Maybe I’d like this better if it had a Titan at the top to help with board stalls, but as is it’s just a little too dependent on the top of its deck for my taste.

With this, I went 2-1, beating Esper Midrange and BR Zombies and losing to UW Delver.  Against Esper the games devolved into who found their utility land first.  Considering that this list runs 4 Township and Esper only has one Vault of the Archangel, that’s not really a fair fight.  Against Zombies, all you really had to do was make as many Blade Splicers and Huntmasters as possible as quickly as you could.

The games I lost to Delver were the typical ones that make you want to quit Magic sometimes.  Turn one Delver, blind flip revealing Mana Leak, Geist, Vapor Snag you into oblivion.
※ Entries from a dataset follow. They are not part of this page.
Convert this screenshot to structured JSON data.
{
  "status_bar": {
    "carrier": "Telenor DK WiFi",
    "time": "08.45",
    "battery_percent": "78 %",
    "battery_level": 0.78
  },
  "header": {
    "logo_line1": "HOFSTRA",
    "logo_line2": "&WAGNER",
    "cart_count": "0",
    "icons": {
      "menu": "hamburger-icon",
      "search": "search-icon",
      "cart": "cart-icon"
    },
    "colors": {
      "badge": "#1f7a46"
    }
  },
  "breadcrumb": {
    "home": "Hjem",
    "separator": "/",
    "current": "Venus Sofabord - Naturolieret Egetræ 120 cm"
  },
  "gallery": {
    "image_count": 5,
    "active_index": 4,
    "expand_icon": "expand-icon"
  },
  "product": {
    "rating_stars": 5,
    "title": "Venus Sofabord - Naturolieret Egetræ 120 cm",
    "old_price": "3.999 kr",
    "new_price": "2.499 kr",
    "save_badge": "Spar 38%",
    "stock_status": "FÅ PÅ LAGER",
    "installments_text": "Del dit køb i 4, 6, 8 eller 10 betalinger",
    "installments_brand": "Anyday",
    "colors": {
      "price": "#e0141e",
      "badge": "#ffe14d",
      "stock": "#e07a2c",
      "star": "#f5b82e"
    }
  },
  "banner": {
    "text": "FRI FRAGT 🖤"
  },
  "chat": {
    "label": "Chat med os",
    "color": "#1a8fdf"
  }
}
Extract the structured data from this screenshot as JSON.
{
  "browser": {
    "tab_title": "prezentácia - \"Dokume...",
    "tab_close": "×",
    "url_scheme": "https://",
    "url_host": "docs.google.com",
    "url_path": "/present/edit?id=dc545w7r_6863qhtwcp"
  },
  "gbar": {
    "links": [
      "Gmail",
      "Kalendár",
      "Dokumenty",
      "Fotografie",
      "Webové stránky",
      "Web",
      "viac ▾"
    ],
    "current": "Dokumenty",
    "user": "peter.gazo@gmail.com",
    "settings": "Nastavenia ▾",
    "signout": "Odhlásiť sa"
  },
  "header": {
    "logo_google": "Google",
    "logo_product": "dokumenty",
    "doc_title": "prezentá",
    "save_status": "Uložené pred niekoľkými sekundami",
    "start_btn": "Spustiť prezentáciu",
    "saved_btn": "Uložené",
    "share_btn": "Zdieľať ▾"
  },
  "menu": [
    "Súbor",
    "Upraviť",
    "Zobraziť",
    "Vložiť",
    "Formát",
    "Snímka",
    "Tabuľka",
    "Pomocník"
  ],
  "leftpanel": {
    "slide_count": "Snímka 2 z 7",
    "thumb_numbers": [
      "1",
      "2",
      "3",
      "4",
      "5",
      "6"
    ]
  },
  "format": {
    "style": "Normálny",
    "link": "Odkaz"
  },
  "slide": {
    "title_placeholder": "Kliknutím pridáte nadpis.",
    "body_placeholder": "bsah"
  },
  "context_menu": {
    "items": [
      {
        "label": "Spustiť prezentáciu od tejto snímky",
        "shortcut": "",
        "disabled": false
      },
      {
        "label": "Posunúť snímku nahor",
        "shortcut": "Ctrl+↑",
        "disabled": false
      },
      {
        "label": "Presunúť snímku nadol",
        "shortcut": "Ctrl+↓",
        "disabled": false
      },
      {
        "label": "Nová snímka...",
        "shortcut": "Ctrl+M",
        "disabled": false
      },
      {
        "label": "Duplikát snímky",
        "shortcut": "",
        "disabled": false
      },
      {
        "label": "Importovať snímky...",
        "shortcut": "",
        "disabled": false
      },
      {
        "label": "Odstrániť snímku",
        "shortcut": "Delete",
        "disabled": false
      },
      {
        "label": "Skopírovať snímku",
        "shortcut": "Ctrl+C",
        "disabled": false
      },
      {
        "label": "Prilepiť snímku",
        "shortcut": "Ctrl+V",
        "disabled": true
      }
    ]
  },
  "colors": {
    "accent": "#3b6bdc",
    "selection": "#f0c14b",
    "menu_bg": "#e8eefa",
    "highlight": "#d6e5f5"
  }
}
After that, I wanted to go a little more all in.  If everyone’s playing nothing but Vapor Snags and efficient guys, what’s the creature deck with the most unbeatable nut draws?  Tempered Steel is the answer I came up with, since artifact hate is on the decline and you have the ability to just kill people before they get to do anything at all.  Giant Vault Skirges and Etched Champion seem particularly good against the best decks right now, and I’d never played the deck, so I figured I’d give it a shot.

This deck was interesting.  I went 2-1 with it, and none of my matches were close, whichever way they went.  I lost to Delver when they had double Gut Shot double Snapcaster Mage.  I crushed Naya and Zombies when I had turn one multiple guys turn two Tempered Steel or just multiple Tempered Steel draws.

This was the highest variance deck that I played, and you could definitely tell that your fate was sort of out of your hands.  You crushed people that were unprepared, or who didn’t draw the cards that are good against you.  If they did though, you were never really in the game no matter what you did.  Even if the metagame has moved away from Ancient Grudge, we’re moving towards even more Gut Shots, which makes this deck questionable at best, even if it is fun.

The point of all of this is that viewing things from different angles gives you more perspective on the format and on your role in it.  Knowing how other decks play out, pivotal points of the match up from their perspective, and particularly knowing how they sequence things can absolutely change how you play your side.

It’s also important to stretch yourself; to put yourself into positions where you have to figure things out.  Magic is a game where the person who knows the most about how the game, the format, the match up work is favored, and you don’t get that kind of knowledge by playing the same kinds of decks week in and week out.  You also don’t get it when you let yourself play on auto pilot all the time.

Making yourself play something you wouldn’t ordinarily is a great way to get a new perspective on the format, identify the important aspects of different match ups, and keep yourself sharp and focused on making the best decisions possible instead of getting too comfortable and complacent.